(Beginning of Excerpted data)

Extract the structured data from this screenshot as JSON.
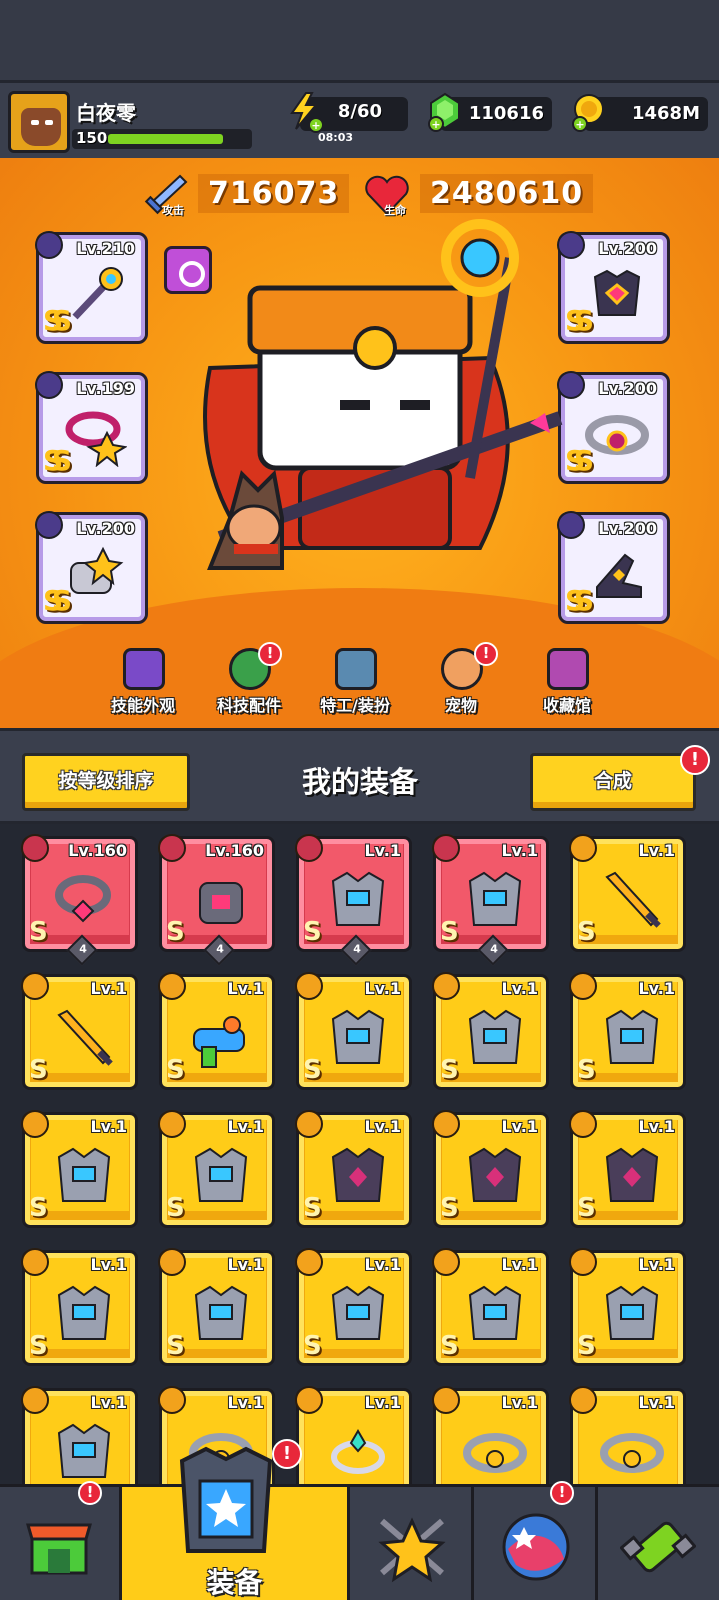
{
  "player": {
    "name": "白夜零",
    "level": "150",
    "xp_fraction": 0.82
  },
  "resources": {
    "energy": "8/60",
    "energy_timer": "08:03",
    "gems": "110616",
    "coins": "1468M"
  },
  "stats": {
    "attack_value": "716073",
    "attack_label": "攻击",
    "hp_value": "2480610",
    "hp_label": "生命"
  },
  "equipped": {
    "left": [
      {
        "level": "Lv.210",
        "rank": "SS",
        "icon": "staff-icon"
      },
      {
        "level": "Lv.199",
        "rank": "SS",
        "icon": "necklace-icon"
      },
      {
        "level": "Lv.200",
        "rank": "SS",
        "icon": "glove-icon"
      }
    ],
    "right": [
      {
        "level": "Lv.200",
        "rank": "SS",
        "icon": "armor-icon"
      },
      {
        "level": "Lv.200",
        "rank": "SS",
        "icon": "belt-icon"
      },
      {
        "level": "Lv.200",
        "rank": "SS",
        "icon": "boots-icon"
      }
    ]
  },
  "features": [
    {
      "label": "技能外观",
      "icon": "skill-skin-icon",
      "alert": false
    },
    {
      "label": "科技配件",
      "icon": "tech-part-icon",
      "alert": true
    },
    {
      "label": "特工/装扮",
      "icon": "agent-icon",
      "alert": false
    },
    {
      "label": "宠物",
      "icon": "pet-icon",
      "alert": true
    },
    {
      "label": "收藏馆",
      "icon": "collection-icon",
      "alert": false
    }
  ],
  "section": {
    "sort_label": "按等级排序",
    "title": "我的装备",
    "merge_label": "合成",
    "alert": "!"
  },
  "inventory": [
    {
      "level": "Lv.160",
      "rank": "S",
      "tier": "red",
      "stars": "4",
      "icon": "necklace-icon"
    },
    {
      "level": "Lv.160",
      "rank": "S",
      "tier": "red",
      "stars": "4",
      "icon": "glove-icon"
    },
    {
      "level": "Lv.1",
      "rank": "S",
      "tier": "red",
      "stars": "4",
      "icon": "armor-icon"
    },
    {
      "level": "Lv.1",
      "rank": "S",
      "tier": "red",
      "stars": "4",
      "icon": "armor-icon"
    },
    {
      "level": "Lv.1",
      "rank": "S",
      "tier": "gold",
      "stars": "",
      "icon": "sword-icon"
    },
    {
      "level": "Lv.1",
      "rank": "S",
      "tier": "gold",
      "stars": "",
      "icon": "sword-icon"
    },
    {
      "level": "Lv.1",
      "rank": "S",
      "tier": "gold",
      "stars": "",
      "icon": "water-gun-icon"
    },
    {
      "level": "Lv.1",
      "rank": "S",
      "tier": "gold",
      "stars": "",
      "icon": "armor-icon"
    },
    {
      "level": "Lv.1",
      "rank": "S",
      "tier": "gold",
      "stars": "",
      "icon": "armor-icon"
    },
    {
      "level": "Lv.1",
      "rank": "S",
      "tier": "gold",
      "stars": "",
      "icon": "armor-icon"
    },
    {
      "level": "Lv.1",
      "rank": "S",
      "tier": "gold",
      "stars": "",
      "icon": "armor-icon"
    },
    {
      "level": "Lv.1",
      "rank": "S",
      "tier": "gold",
      "stars": "",
      "icon": "armor-icon"
    },
    {
      "level": "Lv.1",
      "rank": "S",
      "tier": "gold",
      "stars": "",
      "icon": "dark-armor-icon"
    },
    {
      "level": "Lv.1",
      "rank": "S",
      "tier": "gold",
      "stars": "",
      "icon": "dark-armor-icon"
    },
    {
      "level": "Lv.1",
      "rank": "S",
      "tier": "gold",
      "stars": "",
      "icon": "dark-armor-icon"
    },
    {
      "level": "Lv.1",
      "rank": "S",
      "tier": "gold",
      "stars": "",
      "icon": "armor-icon"
    },
    {
      "level": "Lv.1",
      "rank": "S",
      "tier": "gold",
      "stars": "",
      "icon": "armor-icon"
    },
    {
      "level": "Lv.1",
      "rank": "S",
      "tier": "gold",
      "stars": "",
      "icon": "armor-icon"
    },
    {
      "level": "Lv.1",
      "rank": "S",
      "tier": "gold",
      "stars": "",
      "icon": "armor-icon"
    },
    {
      "level": "Lv.1",
      "rank": "S",
      "tier": "gold",
      "stars": "",
      "icon": "armor-icon"
    },
    {
      "level": "Lv.1",
      "rank": "",
      "tier": "gold",
      "stars": "",
      "icon": "armor-icon"
    },
    {
      "level": "Lv.1",
      "rank": "",
      "tier": "gold",
      "stars": "",
      "icon": "belt-icon"
    },
    {
      "level": "Lv.1",
      "rank": "",
      "tier": "gold",
      "stars": "",
      "icon": "ring-icon"
    },
    {
      "level": "Lv.1",
      "rank": "",
      "tier": "gold",
      "stars": "",
      "icon": "belt-icon"
    },
    {
      "level": "Lv.1",
      "rank": "",
      "tier": "gold",
      "stars": "",
      "icon": "belt-icon"
    }
  ],
  "nav": {
    "tabs": [
      {
        "label": "",
        "icon": "shop-icon",
        "alert": true
      },
      {
        "label": "装备",
        "icon": "equipment-icon",
        "alert": true,
        "active": true
      },
      {
        "label": "",
        "icon": "talent-star-icon",
        "alert": false
      },
      {
        "label": "",
        "icon": "world-map-icon",
        "alert": true
      },
      {
        "label": "",
        "icon": "evolution-icon",
        "alert": false
      }
    ]
  },
  "colors": {
    "hero_bg": "#f79613",
    "card_gold": "#ffcc18",
    "card_red": "#f2596a",
    "panel": "#3a3f4d",
    "alert": "#e8273a"
  }
}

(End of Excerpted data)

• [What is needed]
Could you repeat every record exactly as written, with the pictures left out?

• [Exercise response]
Extract the structured data from this screenshot as JSON.
{
  "player": {
    "name": "白夜零",
    "level": "150",
    "xp_fraction": 0.82
  },
  "resources": {
    "energy": "8/60",
    "energy_timer": "08:03",
    "gems": "110616",
    "coins": "1468M"
  },
  "stats": {
    "attack_value": "716073",
    "attack_label": "攻击",
    "hp_value": "2480610",
    "hp_label": "生命"
  },
  "equipped": {
    "left": [
      {
        "level": "Lv.210",
        "rank": "SS",
        "icon": "staff-icon"
      },
      {
        "level": "Lv.199",
        "rank": "SS",
        "icon": "necklace-icon"
      },
      {
        "level": "Lv.200",
        "rank": "SS",
        "icon": "glove-icon"
      }
    ],
    "right": [
      {
        "level": "Lv.200",
        "rank": "SS",
        "icon": "armor-icon"
      },
      {
        "level": "Lv.200",
        "rank": "SS",
        "icon": "belt-icon"
      },
      {
        "level": "Lv.200",
        "rank": "SS",
        "icon": "boots-icon"
      }
    ]
  },
  "features": [
    {
      "label": "技能外观",
      "icon": "skill-skin-icon",
      "alert": false
    },
    {
      "label": "科技配件",
      "icon": "tech-part-icon",
      "alert": true
    },
    {
      "label": "特工/装扮",
      "icon": "agent-icon",
      "alert": false
    },
    {
      "label": "宠物",
      "icon": "pet-icon",
      "alert": true
    },
    {
      "label": "收藏馆",
      "icon": "collection-icon",
      "alert": false
    }
  ],
  "section": {
    "sort_label": "按等级排序",
    "title": "我的装备",
    "merge_label": "合成",
    "alert": "!"
  },
  "inventory": [
    {
      "level": "Lv.160",
      "rank": "S",
      "tier": "red",
      "stars": "4",
      "icon": "necklace-icon"
    },
    {
      "level": "Lv.160",
      "rank": "S",
      "tier": "red",
      "stars": "4",
      "icon": "glove-icon"
    },
    {
      "level": "Lv.1",
      "rank": "S",
      "tier": "red",
      "stars": "4",
      "icon": "armor-icon"
    },
    {
      "level": "Lv.1",
      "rank": "S",
      "tier": "red",
      "stars": "4",
      "icon": "armor-icon"
    },
    {
      "level": "Lv.1",
      "rank": "S",
      "tier": "gold",
      "stars": "",
      "icon": "sword-icon"
    },
    {
      "level": "Lv.1",
      "rank": "S",
      "tier": "gold",
      "stars": "",
      "icon": "sword-icon"
    },
    {
      "level": "Lv.1",
      "rank": "S",
      "tier": "gold",
      "stars": "",
      "icon": "water-gun-icon"
    },
    {
      "level": "Lv.1",
      "rank": "S",
      "tier": "gold",
      "stars": "",
      "icon": "armor-icon"
    },
    {
      "level": "Lv.1",
      "rank": "S",
      "tier": "gold",
      "stars": "",
      "icon": "armor-icon"
    },
    {
      "level": "Lv.1",
      "rank": "S",
      "tier": "gold",
      "stars": "",
      "icon": "armor-icon"
    },
    {
      "level": "Lv.1",
      "rank": "S",
      "tier": "gold",
      "stars": "",
      "icon": "armor-icon"
    },
    {
      "level": "Lv.1",
      "rank": "S",
      "tier": "gold",
      "stars": "",
      "icon": "armor-icon"
    },
    {
      "level": "Lv.1",
      "rank": "S",
      "tier": "gold",
      "stars": "",
      "icon": "dark-armor-icon"
    },
    {
      "level": "Lv.1",
      "rank": "S",
      "tier": "gold",
      "stars": "",
      "icon": "dark-armor-icon"
    },
    {
      "level": "Lv.1",
      "rank": "S",
      "tier": "gold",
      "stars": "",
      "icon": "dark-armor-icon"
    },
    {
      "level": "Lv.1",
      "rank": "S",
      "tier": "gold",
      "stars": "",
      "icon": "armor-icon"
    },
    {
      "level": "Lv.1",
      "rank": "S",
      "tier": "gold",
      "stars": "",
      "icon": "armor-icon"
    },
    {
      "level": "Lv.1",
      "rank": "S",
      "tier": "gold",
      "stars": "",
      "icon": "armor-icon"
    },
    {
      "level": "Lv.1",
      "rank": "S",
      "tier": "gold",
      "stars": "",
      "icon": "armor-icon"
    },
    {
      "level": "Lv.1",
      "rank": "S",
      "tier": "gold",
      "stars": "",
      "icon": "armor-icon"
    },
    {
      "level": "Lv.1",
      "rank": "",
      "tier": "gold",
      "stars": "",
      "icon": "armor-icon"
    },
    {
      "level": "Lv.1",
      "rank": "",
      "tier": "gold",
      "stars": "",
      "icon": "belt-icon"
    },
    {
      "level": "Lv.1",
      "rank": "",
      "tier": "gold",
      "stars": "",
      "icon": "ring-icon"
    },
    {
      "level": "Lv.1",
      "rank": "",
      "tier": "gold",
      "stars": "",
      "icon": "belt-icon"
    },
    {
      "level": "Lv.1",
      "rank": "",
      "tier": "gold",
      "stars": "",
      "icon": "belt-icon"
    }
  ],
  "nav": {
    "tabs": [
      {
        "label": "",
        "icon": "shop-icon",
        "alert": true
      },
      {
        "label": "装备",
        "icon": "equipment-icon",
        "alert": true,
        "active": true
      },
      {
        "label": "",
        "icon": "talent-star-icon",
        "alert": false
      },
      {
        "label": "",
        "icon": "world-map-icon",
        "alert": true
      },
      {
        "label": "",
        "icon": "evolution-icon",
        "alert": false
      }
    ]
  },
  "colors": {
    "hero_bg": "#f79613",
    "card_gold": "#ffcc18",
    "card_red": "#f2596a",
    "panel": "#3a3f4d",
    "alert": "#e8273a"
  }
}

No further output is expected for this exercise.